**WORK INSTRUCTIONS:**
Determine the number of lines below that contain the string "name", and state only that number.

=== ENTRIES PROVIDED ===

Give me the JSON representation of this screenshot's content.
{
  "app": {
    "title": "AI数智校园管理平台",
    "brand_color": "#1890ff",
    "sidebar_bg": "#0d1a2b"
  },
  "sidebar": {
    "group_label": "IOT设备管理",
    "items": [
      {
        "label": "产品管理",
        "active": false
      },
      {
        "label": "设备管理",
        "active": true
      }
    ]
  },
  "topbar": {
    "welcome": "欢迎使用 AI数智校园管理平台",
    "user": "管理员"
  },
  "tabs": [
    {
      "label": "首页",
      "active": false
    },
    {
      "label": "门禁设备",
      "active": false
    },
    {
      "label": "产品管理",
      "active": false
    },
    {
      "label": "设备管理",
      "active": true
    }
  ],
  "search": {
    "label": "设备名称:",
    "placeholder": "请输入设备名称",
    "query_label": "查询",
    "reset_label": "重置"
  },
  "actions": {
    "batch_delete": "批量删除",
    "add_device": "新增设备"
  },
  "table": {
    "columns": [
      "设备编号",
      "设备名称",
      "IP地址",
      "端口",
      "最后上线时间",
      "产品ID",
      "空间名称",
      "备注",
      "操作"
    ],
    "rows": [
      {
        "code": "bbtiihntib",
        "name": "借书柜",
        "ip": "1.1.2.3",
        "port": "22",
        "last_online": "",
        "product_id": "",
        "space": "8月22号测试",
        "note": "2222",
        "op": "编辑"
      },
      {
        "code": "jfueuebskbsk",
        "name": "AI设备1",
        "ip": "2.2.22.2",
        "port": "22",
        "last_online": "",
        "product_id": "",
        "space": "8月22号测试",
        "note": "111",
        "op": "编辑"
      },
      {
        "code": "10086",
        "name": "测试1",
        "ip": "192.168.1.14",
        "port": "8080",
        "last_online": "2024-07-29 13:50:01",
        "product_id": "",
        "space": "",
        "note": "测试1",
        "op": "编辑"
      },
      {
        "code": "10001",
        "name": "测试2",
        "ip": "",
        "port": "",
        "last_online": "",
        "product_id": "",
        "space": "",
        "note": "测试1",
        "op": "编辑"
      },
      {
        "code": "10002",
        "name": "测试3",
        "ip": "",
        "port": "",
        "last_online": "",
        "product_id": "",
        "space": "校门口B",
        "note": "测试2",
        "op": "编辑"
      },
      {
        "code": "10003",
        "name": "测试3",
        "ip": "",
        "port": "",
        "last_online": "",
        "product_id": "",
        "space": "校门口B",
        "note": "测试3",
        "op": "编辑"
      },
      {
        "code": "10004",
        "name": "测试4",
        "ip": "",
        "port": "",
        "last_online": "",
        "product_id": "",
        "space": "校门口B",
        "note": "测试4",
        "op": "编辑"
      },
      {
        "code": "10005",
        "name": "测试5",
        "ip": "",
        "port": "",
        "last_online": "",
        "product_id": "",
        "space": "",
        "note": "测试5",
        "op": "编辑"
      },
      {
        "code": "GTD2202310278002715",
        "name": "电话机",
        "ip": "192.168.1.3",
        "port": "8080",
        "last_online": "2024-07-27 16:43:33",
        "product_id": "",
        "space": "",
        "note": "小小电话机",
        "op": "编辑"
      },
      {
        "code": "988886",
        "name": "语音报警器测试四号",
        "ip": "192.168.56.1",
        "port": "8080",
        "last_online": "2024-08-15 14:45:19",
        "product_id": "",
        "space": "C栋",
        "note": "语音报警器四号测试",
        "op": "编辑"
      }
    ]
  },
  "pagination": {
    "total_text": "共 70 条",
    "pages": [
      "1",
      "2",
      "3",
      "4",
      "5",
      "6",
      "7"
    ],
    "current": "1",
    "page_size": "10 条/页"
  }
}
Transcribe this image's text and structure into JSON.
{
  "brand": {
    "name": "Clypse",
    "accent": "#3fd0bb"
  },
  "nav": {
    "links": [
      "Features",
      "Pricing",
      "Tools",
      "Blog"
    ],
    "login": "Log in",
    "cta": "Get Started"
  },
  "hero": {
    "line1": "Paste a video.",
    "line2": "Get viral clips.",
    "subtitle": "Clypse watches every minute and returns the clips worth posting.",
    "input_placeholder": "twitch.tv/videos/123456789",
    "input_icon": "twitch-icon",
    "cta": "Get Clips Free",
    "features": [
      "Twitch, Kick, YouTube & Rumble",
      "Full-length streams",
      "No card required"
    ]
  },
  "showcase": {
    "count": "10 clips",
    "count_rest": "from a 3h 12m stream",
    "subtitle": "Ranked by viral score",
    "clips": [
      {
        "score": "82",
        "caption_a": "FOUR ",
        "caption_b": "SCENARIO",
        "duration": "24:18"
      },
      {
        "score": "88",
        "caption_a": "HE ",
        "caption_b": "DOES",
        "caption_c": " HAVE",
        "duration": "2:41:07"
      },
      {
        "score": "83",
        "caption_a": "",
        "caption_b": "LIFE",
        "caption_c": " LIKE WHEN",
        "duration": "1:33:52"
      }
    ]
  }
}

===

**RESULT OF THE TASK:**
11